The only non-Monk tune on the album is Ellington’s “It Don’t Mean a Thing (If It Don’t Have That Swing) ” where a student of Owen’s transcribed Monk’s original orchestration of this tune for the horns on this arrangement. Howard Johnson’s bellowing tuba is initially featured.  A solo by Owens and then the brash Wycliffe Gordon’s boisterous trombone complete the rounds on this one.

Perhaps the most challenging piece tackled on the album is Monk’s shifting “Brilliant Corners” and my personal favorite. Owen’s and company navigate the shifts in the contorted melody line in a deliberately slow cadence, quickening the tempo at precise junctions in the tune to great effect. Kenny Barron’s deep blues drenched solo midway is a delight and Owen’s own soulful interpretation of the melody hits the mark before Johnson, Strickland and Gordon all join the fray in a feast of interpretive sounds.

On “Reflections” Owen’s starts off unaccompanied, with his trumpet sounding deeply reflective. He is later joined by Barron’s simple piano lines and then is shadowed by Gordon’s expressive trombone. The two horns intertwine in perfect harmony briefly before the stage yields to Gordon’s solo trombone in his most restrained and lyrical of performances on the album.

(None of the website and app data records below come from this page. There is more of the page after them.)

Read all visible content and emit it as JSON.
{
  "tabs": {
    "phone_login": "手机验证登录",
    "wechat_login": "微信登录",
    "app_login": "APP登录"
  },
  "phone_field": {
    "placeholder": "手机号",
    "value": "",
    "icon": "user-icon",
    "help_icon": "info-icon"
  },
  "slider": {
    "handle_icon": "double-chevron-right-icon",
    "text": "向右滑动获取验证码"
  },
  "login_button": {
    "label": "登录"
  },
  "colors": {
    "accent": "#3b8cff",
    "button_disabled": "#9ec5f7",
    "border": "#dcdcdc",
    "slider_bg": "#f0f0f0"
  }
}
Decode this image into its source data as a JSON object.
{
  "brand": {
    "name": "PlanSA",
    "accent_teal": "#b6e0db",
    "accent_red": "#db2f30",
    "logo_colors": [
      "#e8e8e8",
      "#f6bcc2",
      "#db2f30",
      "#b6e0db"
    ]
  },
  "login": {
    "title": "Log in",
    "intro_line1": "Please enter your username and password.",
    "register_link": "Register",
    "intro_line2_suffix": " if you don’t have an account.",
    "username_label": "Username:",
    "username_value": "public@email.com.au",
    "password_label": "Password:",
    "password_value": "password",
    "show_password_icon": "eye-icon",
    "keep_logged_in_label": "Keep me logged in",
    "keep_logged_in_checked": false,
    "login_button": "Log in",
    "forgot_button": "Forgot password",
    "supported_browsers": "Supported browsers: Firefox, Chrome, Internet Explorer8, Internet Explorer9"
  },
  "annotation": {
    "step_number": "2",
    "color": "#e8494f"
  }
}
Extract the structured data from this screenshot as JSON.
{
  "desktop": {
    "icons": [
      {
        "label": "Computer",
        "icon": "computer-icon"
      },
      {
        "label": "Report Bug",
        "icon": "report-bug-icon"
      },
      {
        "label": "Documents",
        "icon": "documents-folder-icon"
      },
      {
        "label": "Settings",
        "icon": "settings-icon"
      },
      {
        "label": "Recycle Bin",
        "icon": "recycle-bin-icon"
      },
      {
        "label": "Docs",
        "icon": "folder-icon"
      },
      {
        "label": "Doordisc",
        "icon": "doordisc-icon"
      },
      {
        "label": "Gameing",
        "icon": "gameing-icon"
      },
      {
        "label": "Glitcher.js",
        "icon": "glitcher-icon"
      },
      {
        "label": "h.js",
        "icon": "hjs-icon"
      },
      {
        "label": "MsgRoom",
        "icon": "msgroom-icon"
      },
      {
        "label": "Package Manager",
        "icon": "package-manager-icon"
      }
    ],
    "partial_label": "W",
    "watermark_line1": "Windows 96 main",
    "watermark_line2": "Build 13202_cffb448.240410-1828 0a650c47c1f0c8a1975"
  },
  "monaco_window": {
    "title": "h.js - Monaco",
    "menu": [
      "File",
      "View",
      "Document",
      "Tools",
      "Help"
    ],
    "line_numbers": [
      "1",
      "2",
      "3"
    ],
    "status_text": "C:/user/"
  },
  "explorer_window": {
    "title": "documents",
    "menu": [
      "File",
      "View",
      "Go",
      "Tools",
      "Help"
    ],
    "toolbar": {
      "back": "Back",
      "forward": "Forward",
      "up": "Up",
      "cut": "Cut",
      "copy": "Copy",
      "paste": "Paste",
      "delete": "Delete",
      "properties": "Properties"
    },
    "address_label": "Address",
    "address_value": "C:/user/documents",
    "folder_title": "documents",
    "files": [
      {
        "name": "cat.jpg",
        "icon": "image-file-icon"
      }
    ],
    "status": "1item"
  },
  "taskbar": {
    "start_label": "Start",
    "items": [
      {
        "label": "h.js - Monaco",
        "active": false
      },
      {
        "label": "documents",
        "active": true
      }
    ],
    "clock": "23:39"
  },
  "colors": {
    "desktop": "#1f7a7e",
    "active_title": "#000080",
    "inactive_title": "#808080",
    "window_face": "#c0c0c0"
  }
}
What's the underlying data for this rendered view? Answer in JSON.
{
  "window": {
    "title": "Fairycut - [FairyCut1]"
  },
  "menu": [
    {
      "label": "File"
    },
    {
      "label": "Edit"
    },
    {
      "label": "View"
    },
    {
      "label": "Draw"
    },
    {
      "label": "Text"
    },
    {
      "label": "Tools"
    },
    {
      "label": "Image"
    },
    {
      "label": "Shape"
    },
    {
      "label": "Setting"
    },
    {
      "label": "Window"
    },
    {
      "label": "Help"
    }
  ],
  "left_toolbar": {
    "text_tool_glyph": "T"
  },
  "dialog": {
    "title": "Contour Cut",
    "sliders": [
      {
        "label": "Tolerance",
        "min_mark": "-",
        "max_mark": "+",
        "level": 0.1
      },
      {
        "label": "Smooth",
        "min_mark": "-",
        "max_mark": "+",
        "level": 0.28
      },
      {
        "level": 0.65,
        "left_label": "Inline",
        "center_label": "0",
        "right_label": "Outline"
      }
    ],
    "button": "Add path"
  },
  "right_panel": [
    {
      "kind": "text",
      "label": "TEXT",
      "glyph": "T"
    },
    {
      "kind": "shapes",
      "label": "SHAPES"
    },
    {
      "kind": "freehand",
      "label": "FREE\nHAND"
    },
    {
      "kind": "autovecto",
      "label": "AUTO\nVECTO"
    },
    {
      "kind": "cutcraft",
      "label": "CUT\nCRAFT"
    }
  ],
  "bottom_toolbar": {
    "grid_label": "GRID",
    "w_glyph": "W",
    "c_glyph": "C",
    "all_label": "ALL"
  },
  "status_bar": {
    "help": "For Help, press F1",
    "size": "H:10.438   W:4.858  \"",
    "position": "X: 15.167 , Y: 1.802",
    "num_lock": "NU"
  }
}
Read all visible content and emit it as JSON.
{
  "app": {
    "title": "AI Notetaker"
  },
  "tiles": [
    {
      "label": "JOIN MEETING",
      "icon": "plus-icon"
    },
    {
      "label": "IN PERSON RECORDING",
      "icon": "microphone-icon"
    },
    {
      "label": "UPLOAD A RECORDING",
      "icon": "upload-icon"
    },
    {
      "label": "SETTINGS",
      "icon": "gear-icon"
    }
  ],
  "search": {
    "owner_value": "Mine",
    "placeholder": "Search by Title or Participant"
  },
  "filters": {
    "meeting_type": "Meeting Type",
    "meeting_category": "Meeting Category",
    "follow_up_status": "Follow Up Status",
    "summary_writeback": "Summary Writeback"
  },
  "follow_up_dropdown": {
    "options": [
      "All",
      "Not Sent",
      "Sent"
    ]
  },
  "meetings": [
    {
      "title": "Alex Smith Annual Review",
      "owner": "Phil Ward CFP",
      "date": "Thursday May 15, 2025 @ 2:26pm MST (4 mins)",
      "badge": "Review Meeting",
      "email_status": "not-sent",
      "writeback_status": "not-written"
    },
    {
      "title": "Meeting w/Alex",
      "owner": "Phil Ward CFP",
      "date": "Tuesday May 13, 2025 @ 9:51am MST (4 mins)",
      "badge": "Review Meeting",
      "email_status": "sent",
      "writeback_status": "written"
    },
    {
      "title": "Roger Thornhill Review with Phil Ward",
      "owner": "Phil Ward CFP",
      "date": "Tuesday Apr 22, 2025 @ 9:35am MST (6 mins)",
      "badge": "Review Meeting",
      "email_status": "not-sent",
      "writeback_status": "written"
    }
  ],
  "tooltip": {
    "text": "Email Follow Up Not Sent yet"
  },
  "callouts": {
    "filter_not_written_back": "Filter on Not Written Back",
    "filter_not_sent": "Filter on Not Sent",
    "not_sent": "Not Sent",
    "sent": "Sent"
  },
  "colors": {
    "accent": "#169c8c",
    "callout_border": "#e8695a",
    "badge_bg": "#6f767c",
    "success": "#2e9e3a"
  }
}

The finale is Monk’s timeless “Epistrophy”. The horns back Owen’s trumpet in bright, crackling fashion. A rousing baritone saxophone solo by Howard Johnson creates another timber for the ear to enjoy as Harper and Davis make sure the song swings on. Owen’s, then Strickland, and then Gordon each get a chance to make their closing statements and they each do so with concise, well thought out lines that are both interesting and evocative especially the playful Gordon. When the horns play together in the closing minutes of the song their precision is executed flawlessly and seemingly effortless. For those who love the music of Monk played by expert musicians who know and love it, Jimmy Owen’s The Monk Project will not disappoint.

Musicians: Jimmy Owens, trumpet, flugelhorn;Wycliffe Gordon, trombone; Marcus Strickland, tenor saxophone; Howard Johnson, tuba, baritone saxophone;Kenny Barron,piano; Kenny Davis, bass; Winard Harper,drums.

Recorded : IPO Records at Sear Sound Studio, NYC June 2nd & 8th 2011